The Disaster Area Health and Environmental Monitoring Act of 2005 authorizes the president to carry out a program for the protection, assessment, monitoring and study of the health and safety of emergency personnel, volunteers and workers who respond to a disaster and assist in the cleanup, if the president declares that a dangerous substance is being released. The program involves informing and protecting responders against possible health impacts, monitoring them over the short and long term, providing medical referrals, and ensuring that any information is used to prevent or protect against future incidents.
The bill also provides for a two-year reauthorization of the Pre-Disaster Mitigation program, which is set to expire on Sept. 30, 2007. The program provides technical and financial assistance to states and local governments for projects to reduce the impact of a potential disaster, such as raising a building to make it resistant to flood damage. This assistance has been effective in saving lives, reducing disaster costs, and protecting property since 2000 when the program was initially authorized.
"Through my own discussions with Ohio emergency personnel who responded to 9/11, I know that many of the Ground Zero first responders have experienced a variety of health problems, including respiratory illnesses, pneumonia and asthma. After 9/11, approximately 40,000 personnel, mostly first responders, answered the call. Many continue to face the possibility of long-term health issues," said Voinovich. "Now with nearly 86,000 federal, state, and local personnel and first responders in the Gulf Coast responding to Hurricane Katrina, it's vital that we get this legislation passed."
He added that although the health effects of the aftermath of Hurricane Katrina are still unknown, "preparation is our best defense. If a horrific event occurs, those who risk their lives to respond must know that their health needs will be taken care of. This legislation will send a message to our first responders that America cares about its heroes."

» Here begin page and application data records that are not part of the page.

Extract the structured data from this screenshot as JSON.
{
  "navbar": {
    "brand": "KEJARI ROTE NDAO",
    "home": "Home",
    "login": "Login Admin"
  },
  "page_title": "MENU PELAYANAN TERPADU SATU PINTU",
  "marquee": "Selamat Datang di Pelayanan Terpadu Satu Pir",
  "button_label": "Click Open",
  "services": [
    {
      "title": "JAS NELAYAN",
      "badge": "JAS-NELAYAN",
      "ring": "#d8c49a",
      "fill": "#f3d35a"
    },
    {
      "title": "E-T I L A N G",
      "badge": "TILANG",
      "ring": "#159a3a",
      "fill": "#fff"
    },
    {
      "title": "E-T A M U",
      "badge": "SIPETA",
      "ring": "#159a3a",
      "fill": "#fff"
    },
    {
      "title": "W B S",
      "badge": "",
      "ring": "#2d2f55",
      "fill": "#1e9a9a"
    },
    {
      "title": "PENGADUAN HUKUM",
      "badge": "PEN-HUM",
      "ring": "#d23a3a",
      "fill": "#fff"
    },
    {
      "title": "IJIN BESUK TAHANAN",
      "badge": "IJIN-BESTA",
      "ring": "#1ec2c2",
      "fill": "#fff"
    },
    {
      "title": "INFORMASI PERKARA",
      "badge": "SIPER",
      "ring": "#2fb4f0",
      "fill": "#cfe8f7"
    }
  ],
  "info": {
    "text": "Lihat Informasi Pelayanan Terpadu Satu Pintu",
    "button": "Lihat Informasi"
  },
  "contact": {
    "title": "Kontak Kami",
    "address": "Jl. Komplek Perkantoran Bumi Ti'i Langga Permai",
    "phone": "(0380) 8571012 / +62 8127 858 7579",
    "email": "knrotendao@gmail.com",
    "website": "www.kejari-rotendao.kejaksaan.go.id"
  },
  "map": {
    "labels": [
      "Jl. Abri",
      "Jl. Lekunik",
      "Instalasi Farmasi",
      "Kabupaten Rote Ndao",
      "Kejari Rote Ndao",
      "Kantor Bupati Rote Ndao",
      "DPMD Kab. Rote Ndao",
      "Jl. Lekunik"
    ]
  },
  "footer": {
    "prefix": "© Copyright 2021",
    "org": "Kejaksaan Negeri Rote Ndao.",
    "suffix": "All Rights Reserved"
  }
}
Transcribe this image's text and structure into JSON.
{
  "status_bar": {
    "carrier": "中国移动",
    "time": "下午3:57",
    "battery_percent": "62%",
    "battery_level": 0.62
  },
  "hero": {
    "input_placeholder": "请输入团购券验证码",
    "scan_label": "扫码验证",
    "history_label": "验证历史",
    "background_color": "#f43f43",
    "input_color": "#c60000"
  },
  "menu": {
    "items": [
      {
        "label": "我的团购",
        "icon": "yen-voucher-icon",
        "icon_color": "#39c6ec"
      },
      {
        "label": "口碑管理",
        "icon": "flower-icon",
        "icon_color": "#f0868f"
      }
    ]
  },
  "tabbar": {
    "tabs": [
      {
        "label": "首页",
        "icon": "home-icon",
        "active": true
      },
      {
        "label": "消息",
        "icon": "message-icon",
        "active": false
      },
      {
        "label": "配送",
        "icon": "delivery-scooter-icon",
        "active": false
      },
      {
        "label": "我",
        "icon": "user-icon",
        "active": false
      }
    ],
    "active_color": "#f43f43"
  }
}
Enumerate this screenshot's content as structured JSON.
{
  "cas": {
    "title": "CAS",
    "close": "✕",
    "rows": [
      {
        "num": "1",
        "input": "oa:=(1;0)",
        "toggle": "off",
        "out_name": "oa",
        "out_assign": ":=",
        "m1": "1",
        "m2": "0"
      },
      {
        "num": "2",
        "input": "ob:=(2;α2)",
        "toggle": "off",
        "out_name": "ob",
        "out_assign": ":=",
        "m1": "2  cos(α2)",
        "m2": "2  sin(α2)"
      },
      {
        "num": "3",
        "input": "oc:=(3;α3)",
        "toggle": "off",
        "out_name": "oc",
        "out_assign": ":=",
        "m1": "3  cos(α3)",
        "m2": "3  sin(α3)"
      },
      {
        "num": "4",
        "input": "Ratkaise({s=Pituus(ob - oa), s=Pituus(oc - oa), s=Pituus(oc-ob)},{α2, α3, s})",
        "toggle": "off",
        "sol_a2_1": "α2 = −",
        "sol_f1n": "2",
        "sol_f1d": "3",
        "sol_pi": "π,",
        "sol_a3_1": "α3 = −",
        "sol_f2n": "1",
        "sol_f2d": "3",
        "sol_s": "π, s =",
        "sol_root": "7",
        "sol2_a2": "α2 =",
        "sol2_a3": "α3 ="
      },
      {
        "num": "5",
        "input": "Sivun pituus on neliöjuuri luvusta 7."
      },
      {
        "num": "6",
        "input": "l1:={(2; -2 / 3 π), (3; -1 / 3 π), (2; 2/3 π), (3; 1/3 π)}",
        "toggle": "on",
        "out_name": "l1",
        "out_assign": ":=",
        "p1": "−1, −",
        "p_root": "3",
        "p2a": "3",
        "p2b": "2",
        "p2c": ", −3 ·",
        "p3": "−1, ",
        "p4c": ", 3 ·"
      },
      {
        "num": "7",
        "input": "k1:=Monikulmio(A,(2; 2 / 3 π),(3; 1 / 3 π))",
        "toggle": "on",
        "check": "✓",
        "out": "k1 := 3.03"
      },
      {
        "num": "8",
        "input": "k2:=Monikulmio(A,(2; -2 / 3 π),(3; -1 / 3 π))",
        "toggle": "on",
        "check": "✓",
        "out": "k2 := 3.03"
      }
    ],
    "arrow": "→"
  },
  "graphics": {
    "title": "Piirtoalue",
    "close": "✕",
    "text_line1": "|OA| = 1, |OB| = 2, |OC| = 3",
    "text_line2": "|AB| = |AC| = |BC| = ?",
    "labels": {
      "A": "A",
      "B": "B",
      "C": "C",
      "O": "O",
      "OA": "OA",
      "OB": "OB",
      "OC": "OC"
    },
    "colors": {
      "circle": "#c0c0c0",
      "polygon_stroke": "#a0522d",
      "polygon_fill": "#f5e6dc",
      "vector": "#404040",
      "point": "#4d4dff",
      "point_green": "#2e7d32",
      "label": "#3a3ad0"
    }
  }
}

Clinton noted that when disaster strikes, addressing public health – and the health of first responders – should be at the very top of the priority list, She added, "We have a moral obligation to track the health of first responders – immediately and over time – and provide them with information and assistance in receiving treatment so they can maintain, or regain, their good health."
There are nearly 86,000 response, rescue, recovery and law enforcement personnel currently working around the clock to bring critical aid and support to the Gulf Coast region. On Sept. 17, 2005, the Joint Taskforce Centers for Disease Control and Prevention and the Environmental Protection Agency released the "Environmental Health Needs and Habitability Assessment." The report identified 13 environmental health issues, including drinking water, wastewater, solid waste and debris, and sediments and soil contamination from toxic chemicals. One of the report's main recommendations is to "maintain a central focus on public safety and recovery worker health and safety throughout the rebuilding of New Orleans."
Last week, EPA released preliminary results of initial sediment sampling from New Orleans and recommended avoiding all contact with the sediment, where possible, due to the presence of E. coli and fuel oils.